* Problem requirements: What you hand back must match the records word for word, with no pictures.

---

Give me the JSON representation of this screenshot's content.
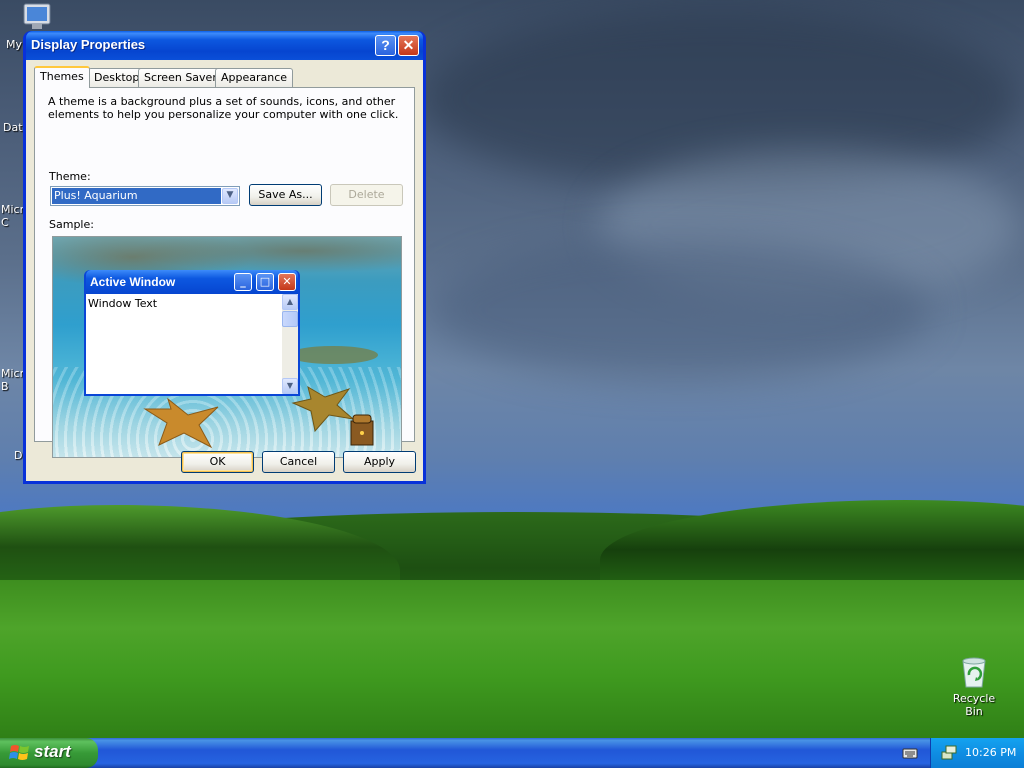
{
  "desktop": {
    "icons": [
      {
        "label": "My",
        "icon": "my-computer-icon"
      },
      {
        "label": "Dat",
        "icon": "folder-icon"
      },
      {
        "label": "Micro C",
        "icon": "application-icon"
      },
      {
        "label": "Micro B",
        "icon": "application-icon"
      },
      {
        "label": "D",
        "icon": "application-icon"
      }
    ],
    "recycle_bin": {
      "label": "Recycle Bin",
      "icon": "recycle-bin-icon"
    }
  },
  "dialog": {
    "title": "Display Properties",
    "help_button": "?",
    "close_button": "✕",
    "tabs": [
      {
        "label": "Themes",
        "active": true
      },
      {
        "label": "Desktop",
        "active": false
      },
      {
        "label": "Screen Saver",
        "active": false
      },
      {
        "label": "Appearance",
        "active": false
      }
    ],
    "description": "A theme is a background plus a set of sounds, icons, and other elements to help you personalize your computer with one click.",
    "theme_label": "Theme:",
    "theme_value": "Plus! Aquarium",
    "save_as_label": "Save As...",
    "delete_label": "Delete",
    "sample_label": "Sample:",
    "preview": {
      "window_title": "Active Window",
      "window_text": "Window Text"
    },
    "ok_label": "OK",
    "cancel_label": "Cancel",
    "apply_label": "Apply"
  },
  "taskbar": {
    "start_label": "start",
    "clock": "10:26 PM"
  },
  "colors": {
    "titlebar_blue": "#0a4fd8",
    "dialog_face": "#ece9d8",
    "selection": "#316ac5",
    "start_green": "#379a37",
    "tray_blue": "#0f8ee3"
  }
}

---

* Answer space:
Give me the JSON representation of this screenshot's content.
{
  "desktop": {
    "icons": [
      {
        "label": "My",
        "icon": "my-computer-icon"
      },
      {
        "label": "Dat",
        "icon": "folder-icon"
      },
      {
        "label": "Micro C",
        "icon": "application-icon"
      },
      {
        "label": "Micro B",
        "icon": "application-icon"
      },
      {
        "label": "D",
        "icon": "application-icon"
      }
    ],
    "recycle_bin": {
      "label": "Recycle Bin",
      "icon": "recycle-bin-icon"
    }
  },
  "dialog": {
    "title": "Display Properties",
    "help_button": "?",
    "close_button": "✕",
    "tabs": [
      {
        "label": "Themes",
        "active": true
      },
      {
        "label": "Desktop",
        "active": false
      },
      {
        "label": "Screen Saver",
        "active": false
      },
      {
        "label": "Appearance",
        "active": false
      }
    ],
    "description": "A theme is a background plus a set of sounds, icons, and other elements to help you personalize your computer with one click.",
    "theme_label": "Theme:",
    "theme_value": "Plus! Aquarium",
    "save_as_label": "Save As...",
    "delete_label": "Delete",
    "sample_label": "Sample:",
    "preview": {
      "window_title": "Active Window",
      "window_text": "Window Text"
    },
    "ok_label": "OK",
    "cancel_label": "Cancel",
    "apply_label": "Apply"
  },
  "taskbar": {
    "start_label": "start",
    "clock": "10:26 PM"
  },
  "colors": {
    "titlebar_blue": "#0a4fd8",
    "dialog_face": "#ece9d8",
    "selection": "#316ac5",
    "start_green": "#379a37",
    "tray_blue": "#0f8ee3"
  }
}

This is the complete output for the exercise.